One-fourth of the Fab Four marks the oldest man to headline the Pyramid Stage, with Paul McCartney trooping out a procession of Wings and Beatles tracks at Glastonbury.
What a tremendous experience it was to watch, at first, with plenty of ground covered in a glittering career with at least a handful of hits for every decade.
With such a backlog of tracks the real test of McCartney is not his endurance and energy but of which songs to play.
Naturally, the heavy-hitters are in there - from an opener of Can’t Buy Me Love to the usual suspects of Wings classics Band on the Run and Live and Let Die.
Old songs, new songs, “in-betweeners,” and a great time is had by the tens of thousands rallied around the stage and the many more watching at home.
Those old songs earmarked by Got to Get You Into My Life, and his newer tracks from the excellent Egypt Station LP are worth sticking around for.
Hearing Let Me Roll It, though, that’s something else. There is something tremendously special for the generation born with this music and those that followed by listening to it decades later.
McCartney’s voice has, obviously, changed - but neither for the better nor the worse.
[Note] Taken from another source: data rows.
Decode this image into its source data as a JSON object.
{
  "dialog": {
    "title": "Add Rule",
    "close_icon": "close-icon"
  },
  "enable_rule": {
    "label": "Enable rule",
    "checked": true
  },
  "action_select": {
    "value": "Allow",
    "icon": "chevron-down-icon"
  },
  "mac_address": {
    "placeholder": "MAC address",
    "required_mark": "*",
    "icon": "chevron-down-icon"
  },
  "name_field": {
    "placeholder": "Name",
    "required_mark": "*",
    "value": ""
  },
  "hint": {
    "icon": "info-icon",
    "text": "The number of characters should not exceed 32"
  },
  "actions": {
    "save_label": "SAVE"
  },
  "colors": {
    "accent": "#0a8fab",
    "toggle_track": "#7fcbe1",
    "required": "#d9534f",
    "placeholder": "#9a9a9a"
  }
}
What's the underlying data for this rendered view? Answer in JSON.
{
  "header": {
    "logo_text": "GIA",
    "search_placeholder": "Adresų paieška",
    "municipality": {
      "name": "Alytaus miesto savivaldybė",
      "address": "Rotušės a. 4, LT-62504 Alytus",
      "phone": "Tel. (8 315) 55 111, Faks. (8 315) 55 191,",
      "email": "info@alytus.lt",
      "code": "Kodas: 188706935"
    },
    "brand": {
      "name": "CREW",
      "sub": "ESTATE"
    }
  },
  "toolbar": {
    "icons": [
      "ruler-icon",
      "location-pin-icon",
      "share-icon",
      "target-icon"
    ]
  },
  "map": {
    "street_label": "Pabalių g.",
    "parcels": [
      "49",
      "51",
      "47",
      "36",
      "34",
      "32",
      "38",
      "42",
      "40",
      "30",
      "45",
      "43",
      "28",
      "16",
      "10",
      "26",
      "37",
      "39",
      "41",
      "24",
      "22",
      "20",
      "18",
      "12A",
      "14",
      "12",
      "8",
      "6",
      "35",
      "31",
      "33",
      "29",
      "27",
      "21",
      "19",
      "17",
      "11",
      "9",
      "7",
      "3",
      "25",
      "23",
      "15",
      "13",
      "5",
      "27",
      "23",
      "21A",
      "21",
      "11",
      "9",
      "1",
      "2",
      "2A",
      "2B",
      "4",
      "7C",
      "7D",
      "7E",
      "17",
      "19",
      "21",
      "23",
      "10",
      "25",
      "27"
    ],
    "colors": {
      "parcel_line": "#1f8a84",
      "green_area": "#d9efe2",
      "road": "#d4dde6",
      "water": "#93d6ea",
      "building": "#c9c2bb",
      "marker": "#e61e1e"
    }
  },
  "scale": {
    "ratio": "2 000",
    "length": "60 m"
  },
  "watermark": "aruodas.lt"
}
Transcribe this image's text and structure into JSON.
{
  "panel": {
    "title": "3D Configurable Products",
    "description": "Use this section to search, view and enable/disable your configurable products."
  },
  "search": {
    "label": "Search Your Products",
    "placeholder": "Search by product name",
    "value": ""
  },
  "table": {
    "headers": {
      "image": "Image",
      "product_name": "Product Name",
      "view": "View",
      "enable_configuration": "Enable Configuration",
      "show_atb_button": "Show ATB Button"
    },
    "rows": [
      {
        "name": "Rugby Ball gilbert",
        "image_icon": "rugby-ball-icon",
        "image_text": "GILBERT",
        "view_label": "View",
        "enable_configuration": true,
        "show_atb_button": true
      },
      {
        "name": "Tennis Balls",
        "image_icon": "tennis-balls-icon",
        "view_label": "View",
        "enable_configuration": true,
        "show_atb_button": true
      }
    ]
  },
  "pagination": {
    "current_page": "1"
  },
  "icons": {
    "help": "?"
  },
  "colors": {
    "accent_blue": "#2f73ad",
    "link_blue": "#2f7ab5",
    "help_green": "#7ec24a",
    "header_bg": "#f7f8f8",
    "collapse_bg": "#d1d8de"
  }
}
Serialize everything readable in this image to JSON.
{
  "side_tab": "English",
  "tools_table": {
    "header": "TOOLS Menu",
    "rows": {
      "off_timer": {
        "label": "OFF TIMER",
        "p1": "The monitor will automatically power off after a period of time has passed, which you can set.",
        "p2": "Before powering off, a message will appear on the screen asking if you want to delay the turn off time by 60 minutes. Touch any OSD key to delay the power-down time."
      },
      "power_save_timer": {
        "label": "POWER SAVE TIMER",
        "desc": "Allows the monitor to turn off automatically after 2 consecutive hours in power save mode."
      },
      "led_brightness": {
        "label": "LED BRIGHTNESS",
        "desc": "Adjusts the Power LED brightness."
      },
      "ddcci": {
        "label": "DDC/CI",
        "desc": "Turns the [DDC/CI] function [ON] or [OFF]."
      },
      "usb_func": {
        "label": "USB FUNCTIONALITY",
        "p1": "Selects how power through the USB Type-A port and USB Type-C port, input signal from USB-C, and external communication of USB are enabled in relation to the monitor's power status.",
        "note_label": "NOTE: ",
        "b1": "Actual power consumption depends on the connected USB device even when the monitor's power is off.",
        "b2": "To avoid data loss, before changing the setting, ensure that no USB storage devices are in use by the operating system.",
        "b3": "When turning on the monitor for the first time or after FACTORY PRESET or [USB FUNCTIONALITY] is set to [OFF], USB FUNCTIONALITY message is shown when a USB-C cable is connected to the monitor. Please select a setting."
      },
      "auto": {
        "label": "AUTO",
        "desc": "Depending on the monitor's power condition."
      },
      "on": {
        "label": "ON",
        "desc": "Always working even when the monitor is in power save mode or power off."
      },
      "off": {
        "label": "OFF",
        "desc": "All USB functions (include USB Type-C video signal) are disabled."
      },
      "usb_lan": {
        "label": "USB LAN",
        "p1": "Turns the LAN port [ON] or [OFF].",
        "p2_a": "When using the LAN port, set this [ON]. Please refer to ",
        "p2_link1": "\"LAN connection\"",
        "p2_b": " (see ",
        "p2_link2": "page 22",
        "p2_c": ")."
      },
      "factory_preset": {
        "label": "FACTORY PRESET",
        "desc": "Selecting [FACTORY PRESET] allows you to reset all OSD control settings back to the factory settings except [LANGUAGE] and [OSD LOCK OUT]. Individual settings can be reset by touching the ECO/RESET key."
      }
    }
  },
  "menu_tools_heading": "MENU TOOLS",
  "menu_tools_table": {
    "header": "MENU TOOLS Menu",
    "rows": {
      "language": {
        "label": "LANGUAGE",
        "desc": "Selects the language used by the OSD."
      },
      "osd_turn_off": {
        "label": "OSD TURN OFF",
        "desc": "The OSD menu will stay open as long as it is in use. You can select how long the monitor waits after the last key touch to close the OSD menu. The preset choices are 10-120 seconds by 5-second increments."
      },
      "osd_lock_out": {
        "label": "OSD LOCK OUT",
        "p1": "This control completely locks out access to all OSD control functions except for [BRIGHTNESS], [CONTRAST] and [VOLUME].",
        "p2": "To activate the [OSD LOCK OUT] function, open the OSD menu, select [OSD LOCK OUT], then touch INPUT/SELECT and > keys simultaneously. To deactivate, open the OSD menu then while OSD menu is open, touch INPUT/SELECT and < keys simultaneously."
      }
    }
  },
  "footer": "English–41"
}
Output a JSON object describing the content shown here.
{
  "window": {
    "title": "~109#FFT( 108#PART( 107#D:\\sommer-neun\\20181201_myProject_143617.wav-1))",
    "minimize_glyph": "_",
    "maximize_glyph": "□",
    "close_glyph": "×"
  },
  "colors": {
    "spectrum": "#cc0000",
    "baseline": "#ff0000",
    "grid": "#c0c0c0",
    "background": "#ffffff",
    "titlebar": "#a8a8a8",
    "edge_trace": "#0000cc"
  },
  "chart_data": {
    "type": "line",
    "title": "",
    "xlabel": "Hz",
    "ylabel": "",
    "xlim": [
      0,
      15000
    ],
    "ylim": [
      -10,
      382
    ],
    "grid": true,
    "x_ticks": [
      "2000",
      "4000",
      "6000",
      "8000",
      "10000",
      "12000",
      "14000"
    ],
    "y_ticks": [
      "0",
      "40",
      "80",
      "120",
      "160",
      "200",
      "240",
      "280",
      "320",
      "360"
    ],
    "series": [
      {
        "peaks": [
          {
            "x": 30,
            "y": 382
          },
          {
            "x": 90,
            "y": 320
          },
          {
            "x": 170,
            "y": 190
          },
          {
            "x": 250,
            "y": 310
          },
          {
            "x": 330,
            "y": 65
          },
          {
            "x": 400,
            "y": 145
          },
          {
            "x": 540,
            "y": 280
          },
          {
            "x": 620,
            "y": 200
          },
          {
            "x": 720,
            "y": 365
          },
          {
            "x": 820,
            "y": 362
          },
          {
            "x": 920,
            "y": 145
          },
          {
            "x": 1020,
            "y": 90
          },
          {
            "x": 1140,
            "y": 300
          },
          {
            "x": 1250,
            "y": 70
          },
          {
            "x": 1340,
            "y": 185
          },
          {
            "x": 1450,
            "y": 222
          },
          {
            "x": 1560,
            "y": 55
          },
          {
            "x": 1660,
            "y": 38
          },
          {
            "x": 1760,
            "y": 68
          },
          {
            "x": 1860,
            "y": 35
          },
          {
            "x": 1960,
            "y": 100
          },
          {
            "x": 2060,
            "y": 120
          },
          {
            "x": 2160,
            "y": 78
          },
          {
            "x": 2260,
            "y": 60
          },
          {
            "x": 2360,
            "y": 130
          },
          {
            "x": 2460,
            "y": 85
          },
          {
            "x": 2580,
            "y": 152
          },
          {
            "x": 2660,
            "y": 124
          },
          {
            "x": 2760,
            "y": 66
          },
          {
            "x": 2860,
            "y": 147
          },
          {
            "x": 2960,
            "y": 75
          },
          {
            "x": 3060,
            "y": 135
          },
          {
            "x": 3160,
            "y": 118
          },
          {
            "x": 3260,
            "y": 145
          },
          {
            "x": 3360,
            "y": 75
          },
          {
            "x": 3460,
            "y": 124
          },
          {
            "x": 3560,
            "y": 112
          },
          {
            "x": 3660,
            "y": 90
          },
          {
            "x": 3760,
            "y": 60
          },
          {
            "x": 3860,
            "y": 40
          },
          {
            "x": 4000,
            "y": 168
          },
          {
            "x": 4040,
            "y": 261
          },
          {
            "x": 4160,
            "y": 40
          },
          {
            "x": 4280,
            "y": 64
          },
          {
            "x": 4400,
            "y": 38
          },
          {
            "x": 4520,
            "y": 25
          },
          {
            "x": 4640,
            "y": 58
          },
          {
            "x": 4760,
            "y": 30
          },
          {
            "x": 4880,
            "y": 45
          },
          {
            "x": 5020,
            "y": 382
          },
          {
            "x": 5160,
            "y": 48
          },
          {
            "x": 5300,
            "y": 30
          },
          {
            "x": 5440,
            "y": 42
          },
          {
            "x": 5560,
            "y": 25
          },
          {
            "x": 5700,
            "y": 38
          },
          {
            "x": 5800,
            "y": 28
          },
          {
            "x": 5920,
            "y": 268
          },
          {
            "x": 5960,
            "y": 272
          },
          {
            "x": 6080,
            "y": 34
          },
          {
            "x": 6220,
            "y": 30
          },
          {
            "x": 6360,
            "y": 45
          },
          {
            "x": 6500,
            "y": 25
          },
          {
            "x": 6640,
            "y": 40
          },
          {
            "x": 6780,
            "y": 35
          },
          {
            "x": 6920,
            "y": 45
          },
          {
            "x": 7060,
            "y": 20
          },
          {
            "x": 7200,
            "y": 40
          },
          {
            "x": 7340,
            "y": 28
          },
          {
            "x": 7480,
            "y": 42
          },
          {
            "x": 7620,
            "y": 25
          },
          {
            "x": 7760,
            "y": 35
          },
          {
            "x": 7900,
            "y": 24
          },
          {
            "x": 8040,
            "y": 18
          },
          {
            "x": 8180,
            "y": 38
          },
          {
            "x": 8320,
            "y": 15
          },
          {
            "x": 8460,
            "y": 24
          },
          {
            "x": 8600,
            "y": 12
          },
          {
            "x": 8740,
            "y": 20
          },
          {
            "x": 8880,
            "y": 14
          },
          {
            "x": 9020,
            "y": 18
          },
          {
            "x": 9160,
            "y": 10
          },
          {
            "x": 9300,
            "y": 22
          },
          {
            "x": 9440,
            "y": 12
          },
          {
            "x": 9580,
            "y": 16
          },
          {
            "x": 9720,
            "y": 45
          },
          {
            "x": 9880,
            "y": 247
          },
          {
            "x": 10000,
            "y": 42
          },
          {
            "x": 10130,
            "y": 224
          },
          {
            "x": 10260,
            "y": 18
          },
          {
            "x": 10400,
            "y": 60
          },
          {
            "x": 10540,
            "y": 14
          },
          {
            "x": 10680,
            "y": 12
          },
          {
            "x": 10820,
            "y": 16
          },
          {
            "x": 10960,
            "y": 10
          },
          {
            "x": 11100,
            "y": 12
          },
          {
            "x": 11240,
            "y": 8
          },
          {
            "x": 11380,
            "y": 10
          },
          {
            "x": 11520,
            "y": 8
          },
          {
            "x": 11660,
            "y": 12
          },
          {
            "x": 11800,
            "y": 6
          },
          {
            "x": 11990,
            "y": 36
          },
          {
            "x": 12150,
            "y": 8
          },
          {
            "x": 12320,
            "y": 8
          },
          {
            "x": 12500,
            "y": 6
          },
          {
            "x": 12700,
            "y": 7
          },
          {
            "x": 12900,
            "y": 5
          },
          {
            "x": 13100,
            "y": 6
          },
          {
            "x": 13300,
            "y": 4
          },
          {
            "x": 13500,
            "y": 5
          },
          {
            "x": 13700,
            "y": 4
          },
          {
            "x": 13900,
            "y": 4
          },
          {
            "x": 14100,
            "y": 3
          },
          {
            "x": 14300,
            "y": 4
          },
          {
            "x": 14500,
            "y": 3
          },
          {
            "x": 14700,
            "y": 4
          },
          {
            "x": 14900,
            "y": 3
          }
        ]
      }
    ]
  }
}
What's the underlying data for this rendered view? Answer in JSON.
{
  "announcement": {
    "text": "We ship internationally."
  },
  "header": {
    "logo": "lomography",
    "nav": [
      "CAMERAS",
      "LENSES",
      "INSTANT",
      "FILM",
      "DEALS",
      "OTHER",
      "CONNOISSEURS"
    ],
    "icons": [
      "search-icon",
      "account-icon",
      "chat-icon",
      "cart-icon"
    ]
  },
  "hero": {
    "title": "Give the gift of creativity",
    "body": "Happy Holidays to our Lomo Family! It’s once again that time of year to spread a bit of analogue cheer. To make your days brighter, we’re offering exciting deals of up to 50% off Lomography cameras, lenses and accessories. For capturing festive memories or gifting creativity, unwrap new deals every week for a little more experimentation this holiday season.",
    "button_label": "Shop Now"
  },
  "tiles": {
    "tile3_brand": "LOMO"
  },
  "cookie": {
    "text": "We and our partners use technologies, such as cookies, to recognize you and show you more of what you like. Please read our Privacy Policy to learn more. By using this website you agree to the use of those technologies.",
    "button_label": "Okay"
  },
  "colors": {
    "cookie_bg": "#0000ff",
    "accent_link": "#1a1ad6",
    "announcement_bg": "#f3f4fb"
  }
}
He has an admirable skill as a vocalist and instrumentalist highlighted best of all by the Band on the Run era of his work.
For those mumbling about how his voice has taken a downward turn in recent years - perhaps it is because the point of reference is usually a comparison to pieces McCartney made when he was five decades younger.
Plenty of newer, solo endeavours are thrown into this lengthy set, with Dance Tonight making for a nice, closely-knit bit of slower, country-style feeling.
Watching a legend of the industry at work will never get old, with McCartney and company displaying such a natural ability that has stretched out over so many decades - Nineteen Hundred and Eighty Five sounds as fresh and engaging as it always does.
McCartney described the “black hole” response from the audience that comes from the newer material - but New and Dance Tonight outweigh some of The Beatles cover choices found later in the set.
This is not a greatest hits performance for The Beatles and Wings member, but an exploration of his discography as McCartney sees fit - from Let ‘em In to an outing from Kisses from the Bottom, dedicating My Valentine to wife Nancy.
No rendition of Coming Up is included in this monumental headliner show, and all would be lost had it not been for the incredible cover of George Harrison’s Something.
An inevitable outing of Band on the Run was all over the place, with Dave Grohl and McCartney battling it out for vocal prominence on a track that didn’t need The Foo Fighter frontman attempting to upstage The Beatles and Wings legend.
Still, Bruce Springsteen’s appearance made for quite the welcome surprise, although the length of the set was startling and, at times, meandering.
No perfect setlist is going to feature For the Benefit of Mr. Kite, let’s be fair, especially not when it starts winding down, rising up, and going on and on and on.
As tender a performance as many were expecting, McCartney’s second time headlining the Pyramid Stage is an infectiously fun and historic opportunity to fuse generations old and new together under the umbrella of one of the world’s greatest songwriters, even if it did need a half-hour chopping off the runtime.